* Supplied data
┏━━
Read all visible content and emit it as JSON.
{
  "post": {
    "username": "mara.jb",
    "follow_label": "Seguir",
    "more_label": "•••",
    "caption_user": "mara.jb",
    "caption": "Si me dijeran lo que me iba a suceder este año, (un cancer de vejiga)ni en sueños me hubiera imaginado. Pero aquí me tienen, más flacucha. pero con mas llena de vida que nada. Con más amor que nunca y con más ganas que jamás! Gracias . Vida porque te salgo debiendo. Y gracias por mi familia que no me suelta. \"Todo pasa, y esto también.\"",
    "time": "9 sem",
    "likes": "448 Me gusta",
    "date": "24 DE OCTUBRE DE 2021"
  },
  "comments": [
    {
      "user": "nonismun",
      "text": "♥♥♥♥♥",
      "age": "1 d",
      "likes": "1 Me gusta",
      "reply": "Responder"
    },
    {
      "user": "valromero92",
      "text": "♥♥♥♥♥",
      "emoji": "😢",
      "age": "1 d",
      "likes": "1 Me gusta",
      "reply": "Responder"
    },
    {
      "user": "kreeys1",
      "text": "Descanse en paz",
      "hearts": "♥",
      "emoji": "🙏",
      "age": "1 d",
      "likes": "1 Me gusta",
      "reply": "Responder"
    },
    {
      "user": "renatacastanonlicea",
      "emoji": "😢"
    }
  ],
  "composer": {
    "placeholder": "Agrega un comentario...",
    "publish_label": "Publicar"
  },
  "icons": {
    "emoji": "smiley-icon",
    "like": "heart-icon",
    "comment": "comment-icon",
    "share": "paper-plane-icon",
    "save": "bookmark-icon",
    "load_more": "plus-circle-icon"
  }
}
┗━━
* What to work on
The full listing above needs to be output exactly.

* Response
Read all visible content and emit it as JSON.
{
  "post": {
    "username": "mara.jb",
    "follow_label": "Seguir",
    "more_label": "•••",
    "caption_user": "mara.jb",
    "caption": "Si me dijeran lo que me iba a suceder este año, (un cancer de vejiga)ni en sueños me hubiera imaginado. Pero aquí me tienen, más flacucha. pero con mas llena de vida que nada. Con más amor que nunca y con más ganas que jamás! Gracias . Vida porque te salgo debiendo. Y gracias por mi familia que no me suelta. \"Todo pasa, y esto también.\"",
    "time": "9 sem",
    "likes": "448 Me gusta",
    "date": "24 DE OCTUBRE DE 2021"
  },
  "comments": [
    {
      "user": "nonismun",
      "text": "♥♥♥♥♥",
      "age": "1 d",
      "likes": "1 Me gusta",
      "reply": "Responder"
    },
    {
      "user": "valromero92",
      "text": "♥♥♥♥♥",
      "emoji": "😢",
      "age": "1 d",
      "likes": "1 Me gusta",
      "reply": "Responder"
    },
    {
      "user": "kreeys1",
      "text": "Descanse en paz",
      "hearts": "♥",
      "emoji": "🙏",
      "age": "1 d",
      "likes": "1 Me gusta",
      "reply": "Responder"
    },
    {
      "user": "renatacastanonlicea",
      "emoji": "😢"
    }
  ],
  "composer": {
    "placeholder": "Agrega un comentario...",
    "publish_label": "Publicar"
  },
  "icons": {
    "emoji": "smiley-icon",
    "like": "heart-icon",
    "comment": "comment-icon",
    "share": "paper-plane-icon",
    "save": "bookmark-icon",
    "load_more": "plus-circle-icon"
  }
}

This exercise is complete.